When shopping for a tankless water heater, the most important part of choosing a new unit for your home is determining what size you need. If your new heater is too small, it won’t make enough hot water when you want it. But if it’s too big, the water heater can end up costing you more money than it should. To find the correct size, knowing the local groundwater temperatures is particularly important when buying a tankless water heater in Canada. However, you may have already encountered a problem when you tried to find information on the subject—most of the articles out there give temperature data in Fahrenheit rather than Celsius! Check out the information below to help you learn about groundwater temperatures, how to calculate required temperature rises, and find out everything you’ll need to select the correct size for your new tankless water heater—and all with the appropriate measurements.

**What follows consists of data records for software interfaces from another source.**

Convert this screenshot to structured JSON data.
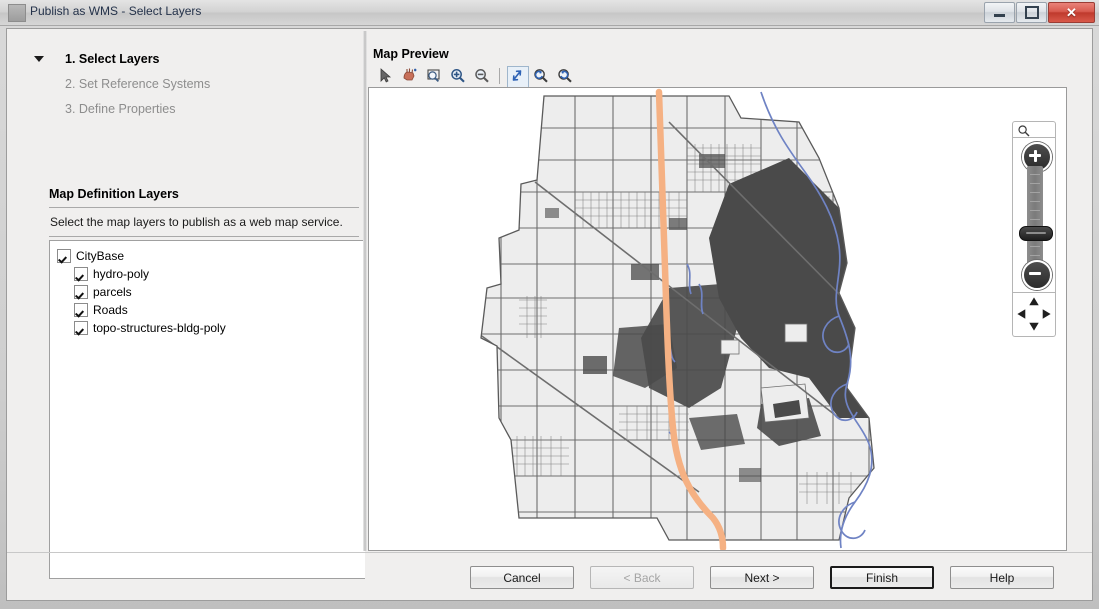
{
  "window": {
    "title": "Publish as WMS - Select Layers",
    "icon": "window-icon",
    "controls": {
      "minimize": "minimize-button",
      "maximize": "maximize-button",
      "close": "close-button",
      "close_glyph": "✕"
    }
  },
  "wizard": {
    "steps": [
      {
        "label": "1. Select Layers",
        "active": true
      },
      {
        "label": "2. Set Reference Systems",
        "active": false
      },
      {
        "label": "3. Define Properties",
        "active": false
      }
    ]
  },
  "layers_section": {
    "title": "Map Definition Layers",
    "description": "Select the map layers to publish as a web map service.",
    "tree": [
      {
        "label": "CityBase",
        "checked": true,
        "level": 0
      },
      {
        "label": "hydro-poly",
        "checked": true,
        "level": 1
      },
      {
        "label": "parcels",
        "checked": true,
        "level": 1
      },
      {
        "label": "Roads",
        "checked": true,
        "level": 1
      },
      {
        "label": "topo-structures-bldg-poly",
        "checked": true,
        "level": 1
      }
    ]
  },
  "map_preview": {
    "label": "Map Preview",
    "tools": [
      {
        "name": "select-arrow-tool",
        "title": "Select"
      },
      {
        "name": "pan-hand-tool",
        "title": "Pan"
      },
      {
        "name": "zoom-rectangle-tool",
        "title": "Zoom Rectangle"
      },
      {
        "name": "zoom-in-tool",
        "title": "Zoom In"
      },
      {
        "name": "zoom-out-tool",
        "title": "Zoom Out"
      },
      {
        "name": "zoom-extent-tool",
        "title": "Zoom to Extent"
      },
      {
        "name": "zoom-previous-tool",
        "title": "Previous Extent"
      },
      {
        "name": "zoom-next-tool",
        "title": "Next Extent"
      }
    ],
    "navigation": {
      "search_icon": "search-icon",
      "zoom_in_glyph": "+",
      "zoom_out_glyph": "−",
      "pan_directions": [
        "north",
        "east",
        "south",
        "west"
      ]
    },
    "colors": {
      "parcel_fill": "#ededed",
      "parcel_stroke": "#6e6e6e",
      "building_fill": "#4a4a4a",
      "road_highway": "#f5b183",
      "hydro_line": "#6f83c4",
      "background": "#ffffff"
    }
  },
  "footer": {
    "buttons": [
      {
        "label": "Cancel",
        "state": "enabled",
        "name": "cancel-button"
      },
      {
        "label": "< Back",
        "state": "disabled",
        "name": "back-button"
      },
      {
        "label": "Next >",
        "state": "enabled",
        "name": "next-button"
      },
      {
        "label": "Finish",
        "state": "default",
        "name": "finish-button"
      },
      {
        "label": "Help",
        "state": "enabled",
        "name": "help-button"
      }
    ]
  }
}
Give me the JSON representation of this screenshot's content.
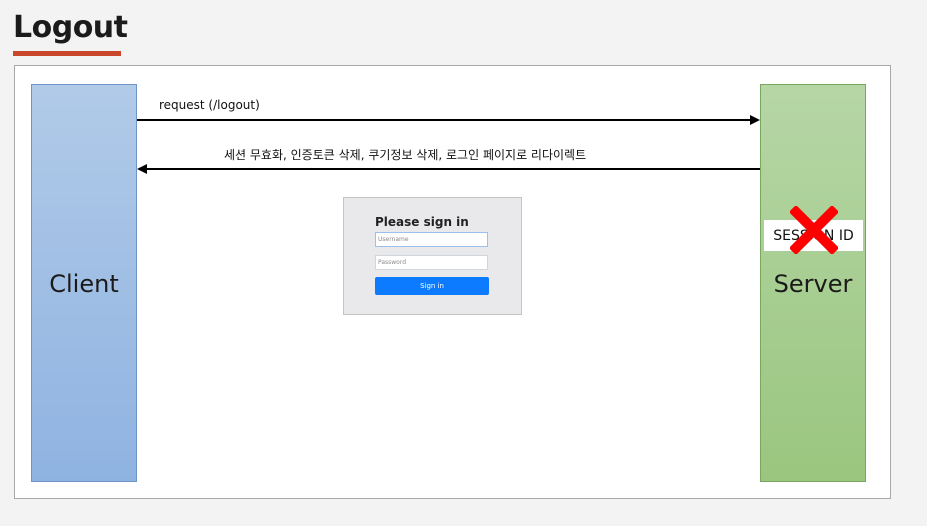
{
  "title": "Logout",
  "client_label": "Client",
  "server_label": "Server",
  "request_label": "request (/logout)",
  "response_label": "세션 무효화,  인증토큰 삭제, 쿠기정보 삭제, 로그인 페이지로 리다이렉트",
  "login_form": {
    "title": "Please sign in",
    "username_placeholder": "Username",
    "password_placeholder": "Password",
    "button_label": "Sign in",
    "button_color": "#0d7bff"
  },
  "session": {
    "label": "SESSION ID",
    "status_icon": "red-x-icon",
    "status_color": "#ff0000"
  },
  "colors": {
    "client": "#9dbde6",
    "server": "#a8cf92",
    "title_underline": "#c9472b"
  }
}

Canada’s Groundwater Temperatures

As mentioned, one of the most important factors when choosing a tankless water heater is finding out what the average groundwater temperature is in your area. The difference between the incoming temperature of the water and the desired temperature coming out of the faucet will help determine how large your tankless water heater needs to be. Even though the average groundwater temperature in Canada is between 1.67–5.55° C, it can be much colder in Northern regions. Since typical faucet temperatures are between 43–49° C, colder groundwater temperatures can influence the amount of temperature rise your water heater is required to make.

Calculate Required Temperature Rise

To find out how big of a temperature rise your tankless water heater will need to make, subtract the incoming groundwater temperature from the desired output temperature. For example, if the incoming water temperature is around 5° C and you want the water coming out of your hot water faucet to be 46° C, then your required temperature rise is 41 degrees. The bigger the temperature difference your water heater needs to overcome, the larger water heater you’ll need.

Determine Maximum Flow Rate

Once you’ve calculated the required temperature rise, you’ll need to estimate your maximum flow rate. Although most of the liquids you use daily are measured in liters, water flow and water tank capacity are commonly measured in gallons. So, to calculate your flow rate, you’ll need to:

  1. Use the chart below to find out the flow rates for the hot water fixtures and appliances you use most often. Remember, if you have high-efficiency appliances, your flow rates will be lower.


Gallons per Minute (GPM)

Bathroom or Kitchen Faucet

1–3 GPM

Bathroom Shower


“Rain” Shower Head


Bathtub Faucet


Clothes Washer

1–2.5 GPM


.5–2.5 GPM

  1. Estimate your highest possible water usage by imagining how many of these fixtures and appliances you could possibly run at the same time.

  1. Add up the flow rates. For example, if you would consistently run the bathroom faucet, two showers, and your dishwasher at the same time, you’d add 1 + 2 + 2 + 2.5 for a total of 7.5 GPM. The final sum is your home’s maximum flow rate.

Select the Appropriate Size

After all your calculations are completed, look for a tankless water heater that meets your home’s requirements. For example, using our calculations above, you would need a device that can handle a required temperature rise of 41° C and a maximum flow rate of 7.5 GPM. Whether you’re buying a tankless water heater from an appliance store or online, most sellers have charts you can use to select the size you need. However, especially when buying online, you may still have to convert your temperatures from Celsius to Fahrenheit. For larger homes or homes with large hot water demands, some tankless units can be installed in parallel to your existing system to provide more hot water when needed.

Get Professional Assistance

Even when you’ve finished your research, choosing the right tankless water heater can still seem a little overwhelming. With so much information to consider, it helps to have professionals like Mr. Rooter to assist you in choosing a tankless water heater, installing it properly, and keeping it running efficiently for many years. To make sure a tankless water heater’s energy efficiency and cost-savings are right for you, contact Mr. Rooter today and let us make sure your new appliance will produce all the hot water you need, every time need it.